**GOAL OF THE EXERCISE**: Once every line below has been checked for "Details", give only the number of lines that have it.

**DATASET**:
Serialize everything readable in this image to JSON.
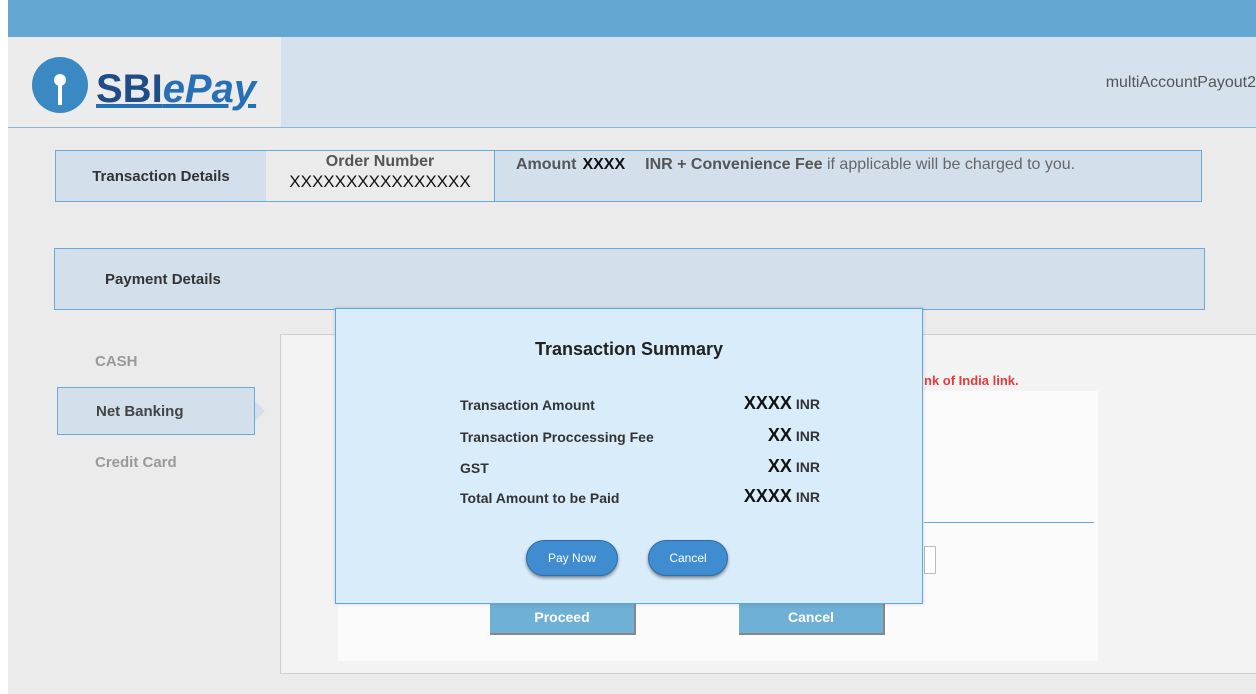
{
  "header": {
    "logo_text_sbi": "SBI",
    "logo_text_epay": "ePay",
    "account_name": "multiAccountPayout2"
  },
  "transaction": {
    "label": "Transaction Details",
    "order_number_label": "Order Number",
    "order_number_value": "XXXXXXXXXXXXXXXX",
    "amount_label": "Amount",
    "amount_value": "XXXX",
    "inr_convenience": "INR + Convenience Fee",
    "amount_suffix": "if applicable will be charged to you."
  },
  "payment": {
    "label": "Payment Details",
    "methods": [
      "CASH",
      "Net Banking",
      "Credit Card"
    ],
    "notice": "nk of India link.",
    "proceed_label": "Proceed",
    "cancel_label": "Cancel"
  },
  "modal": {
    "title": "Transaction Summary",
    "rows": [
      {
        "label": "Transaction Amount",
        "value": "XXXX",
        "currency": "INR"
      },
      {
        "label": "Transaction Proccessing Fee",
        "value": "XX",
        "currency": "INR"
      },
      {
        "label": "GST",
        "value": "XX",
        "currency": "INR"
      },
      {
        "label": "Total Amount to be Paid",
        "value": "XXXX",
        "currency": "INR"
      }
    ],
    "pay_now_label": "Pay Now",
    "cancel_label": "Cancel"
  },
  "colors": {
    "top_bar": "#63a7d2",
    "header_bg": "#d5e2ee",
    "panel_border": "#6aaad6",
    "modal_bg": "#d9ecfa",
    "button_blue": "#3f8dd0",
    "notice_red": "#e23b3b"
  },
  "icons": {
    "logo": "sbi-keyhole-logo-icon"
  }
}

**ANSWER AREA**: 2